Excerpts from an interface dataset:
═══

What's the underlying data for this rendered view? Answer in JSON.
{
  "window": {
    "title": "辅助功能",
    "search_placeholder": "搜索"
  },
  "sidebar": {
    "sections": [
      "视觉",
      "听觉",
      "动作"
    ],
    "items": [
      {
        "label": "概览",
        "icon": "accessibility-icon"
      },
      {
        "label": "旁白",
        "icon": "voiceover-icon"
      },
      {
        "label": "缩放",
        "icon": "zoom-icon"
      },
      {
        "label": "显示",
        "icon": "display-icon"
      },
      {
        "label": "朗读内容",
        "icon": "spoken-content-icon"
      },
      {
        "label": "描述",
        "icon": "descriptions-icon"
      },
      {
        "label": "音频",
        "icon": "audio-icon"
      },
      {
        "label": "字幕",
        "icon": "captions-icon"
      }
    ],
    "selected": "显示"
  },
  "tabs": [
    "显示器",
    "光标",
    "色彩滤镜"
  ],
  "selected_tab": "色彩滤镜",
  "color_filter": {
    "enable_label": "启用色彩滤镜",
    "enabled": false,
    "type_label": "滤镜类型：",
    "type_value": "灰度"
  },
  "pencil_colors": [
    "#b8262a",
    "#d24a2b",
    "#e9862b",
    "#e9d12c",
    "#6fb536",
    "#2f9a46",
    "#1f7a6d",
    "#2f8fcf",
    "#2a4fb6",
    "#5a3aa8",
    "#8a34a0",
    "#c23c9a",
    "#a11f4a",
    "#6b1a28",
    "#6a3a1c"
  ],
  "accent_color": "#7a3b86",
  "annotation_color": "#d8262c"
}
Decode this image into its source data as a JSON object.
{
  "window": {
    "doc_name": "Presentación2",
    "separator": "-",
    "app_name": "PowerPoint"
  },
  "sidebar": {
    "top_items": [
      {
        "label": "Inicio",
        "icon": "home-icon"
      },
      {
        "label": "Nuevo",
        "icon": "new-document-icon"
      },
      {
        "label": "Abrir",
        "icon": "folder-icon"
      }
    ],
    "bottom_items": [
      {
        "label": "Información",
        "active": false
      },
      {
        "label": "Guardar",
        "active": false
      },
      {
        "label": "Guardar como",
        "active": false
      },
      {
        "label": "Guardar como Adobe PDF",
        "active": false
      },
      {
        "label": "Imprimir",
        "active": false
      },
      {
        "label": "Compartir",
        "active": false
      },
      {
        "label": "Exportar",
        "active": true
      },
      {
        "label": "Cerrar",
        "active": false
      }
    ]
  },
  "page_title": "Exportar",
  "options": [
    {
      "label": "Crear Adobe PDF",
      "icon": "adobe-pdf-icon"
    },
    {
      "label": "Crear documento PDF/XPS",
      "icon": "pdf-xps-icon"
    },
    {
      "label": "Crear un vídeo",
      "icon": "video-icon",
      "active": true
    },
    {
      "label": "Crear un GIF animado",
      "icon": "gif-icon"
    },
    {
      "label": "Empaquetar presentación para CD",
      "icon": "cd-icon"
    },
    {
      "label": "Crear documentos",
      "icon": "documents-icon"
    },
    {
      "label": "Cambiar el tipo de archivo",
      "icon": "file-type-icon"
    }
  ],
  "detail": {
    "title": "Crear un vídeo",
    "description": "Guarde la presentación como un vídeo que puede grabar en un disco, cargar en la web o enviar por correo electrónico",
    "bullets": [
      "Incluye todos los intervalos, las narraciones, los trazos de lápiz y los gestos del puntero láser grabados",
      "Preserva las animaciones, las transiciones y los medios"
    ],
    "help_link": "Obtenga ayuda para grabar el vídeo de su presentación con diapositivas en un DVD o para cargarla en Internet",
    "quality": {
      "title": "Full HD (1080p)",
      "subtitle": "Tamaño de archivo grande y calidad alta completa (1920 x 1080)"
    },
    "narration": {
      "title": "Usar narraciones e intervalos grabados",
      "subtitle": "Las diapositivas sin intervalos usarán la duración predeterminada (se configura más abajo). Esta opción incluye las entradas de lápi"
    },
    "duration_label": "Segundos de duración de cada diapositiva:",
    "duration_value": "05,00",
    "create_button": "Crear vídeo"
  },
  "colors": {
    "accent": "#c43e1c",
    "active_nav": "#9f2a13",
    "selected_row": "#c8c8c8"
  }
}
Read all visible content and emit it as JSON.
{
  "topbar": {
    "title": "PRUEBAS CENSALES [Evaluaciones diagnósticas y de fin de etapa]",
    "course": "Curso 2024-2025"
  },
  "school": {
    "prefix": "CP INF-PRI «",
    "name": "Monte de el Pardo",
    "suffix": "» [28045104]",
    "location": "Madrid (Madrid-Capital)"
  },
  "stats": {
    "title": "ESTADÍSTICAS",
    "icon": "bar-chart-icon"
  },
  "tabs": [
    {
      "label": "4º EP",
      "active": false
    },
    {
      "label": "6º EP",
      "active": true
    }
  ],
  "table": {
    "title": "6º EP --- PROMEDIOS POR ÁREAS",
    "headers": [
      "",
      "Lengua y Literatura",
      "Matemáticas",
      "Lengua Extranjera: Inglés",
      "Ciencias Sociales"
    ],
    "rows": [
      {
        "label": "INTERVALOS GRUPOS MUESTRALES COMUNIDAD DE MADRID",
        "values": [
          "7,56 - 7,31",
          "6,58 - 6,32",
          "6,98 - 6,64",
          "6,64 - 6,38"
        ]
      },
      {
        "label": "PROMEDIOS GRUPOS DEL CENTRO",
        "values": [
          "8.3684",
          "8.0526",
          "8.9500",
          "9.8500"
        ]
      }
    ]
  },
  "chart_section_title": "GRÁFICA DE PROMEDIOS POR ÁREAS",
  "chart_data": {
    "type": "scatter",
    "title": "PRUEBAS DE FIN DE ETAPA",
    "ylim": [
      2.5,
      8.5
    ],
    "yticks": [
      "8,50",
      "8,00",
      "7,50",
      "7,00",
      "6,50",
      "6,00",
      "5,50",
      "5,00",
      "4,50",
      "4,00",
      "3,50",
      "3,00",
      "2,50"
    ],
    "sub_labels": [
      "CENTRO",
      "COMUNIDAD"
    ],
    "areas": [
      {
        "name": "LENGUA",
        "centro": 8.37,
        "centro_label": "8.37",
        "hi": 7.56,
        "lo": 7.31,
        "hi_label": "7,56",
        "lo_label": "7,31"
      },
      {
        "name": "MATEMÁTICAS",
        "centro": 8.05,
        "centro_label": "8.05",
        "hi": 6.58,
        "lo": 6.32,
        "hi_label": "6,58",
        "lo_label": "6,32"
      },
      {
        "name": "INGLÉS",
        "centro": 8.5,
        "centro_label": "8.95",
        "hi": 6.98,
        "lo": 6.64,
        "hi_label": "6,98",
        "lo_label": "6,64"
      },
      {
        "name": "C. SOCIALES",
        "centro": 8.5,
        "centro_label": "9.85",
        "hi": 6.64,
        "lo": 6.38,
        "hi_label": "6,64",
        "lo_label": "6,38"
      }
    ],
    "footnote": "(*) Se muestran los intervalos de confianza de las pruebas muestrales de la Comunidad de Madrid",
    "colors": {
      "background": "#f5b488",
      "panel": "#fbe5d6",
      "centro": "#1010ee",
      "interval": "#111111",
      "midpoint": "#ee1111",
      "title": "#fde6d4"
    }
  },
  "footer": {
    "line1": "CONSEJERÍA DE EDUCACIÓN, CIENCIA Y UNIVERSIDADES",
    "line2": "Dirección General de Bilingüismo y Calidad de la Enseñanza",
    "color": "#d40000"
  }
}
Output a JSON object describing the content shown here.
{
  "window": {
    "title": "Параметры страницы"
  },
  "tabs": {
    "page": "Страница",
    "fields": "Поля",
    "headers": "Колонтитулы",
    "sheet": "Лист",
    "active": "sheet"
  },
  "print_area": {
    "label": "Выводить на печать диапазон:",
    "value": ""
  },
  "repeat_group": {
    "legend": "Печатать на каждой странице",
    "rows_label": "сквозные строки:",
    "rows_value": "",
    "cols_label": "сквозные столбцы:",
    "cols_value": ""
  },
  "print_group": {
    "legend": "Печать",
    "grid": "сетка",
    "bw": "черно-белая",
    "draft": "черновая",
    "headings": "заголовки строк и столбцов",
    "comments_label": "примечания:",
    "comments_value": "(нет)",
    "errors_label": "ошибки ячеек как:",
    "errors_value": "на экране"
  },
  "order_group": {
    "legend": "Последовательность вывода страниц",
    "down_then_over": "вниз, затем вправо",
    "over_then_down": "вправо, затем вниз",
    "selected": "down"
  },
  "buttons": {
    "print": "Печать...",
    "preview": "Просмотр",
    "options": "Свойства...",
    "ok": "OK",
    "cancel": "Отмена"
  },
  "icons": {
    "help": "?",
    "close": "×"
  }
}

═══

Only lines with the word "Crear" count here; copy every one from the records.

      "label": "Crear Adobe PDF",
      "label": "Crear documento PDF/XPS",
      "label": "Crear un vídeo",
      "label": "Crear un GIF animado",
      "label": "Crear documentos",
    "title": "Crear un vídeo",
    "create_button": "Crear vídeo"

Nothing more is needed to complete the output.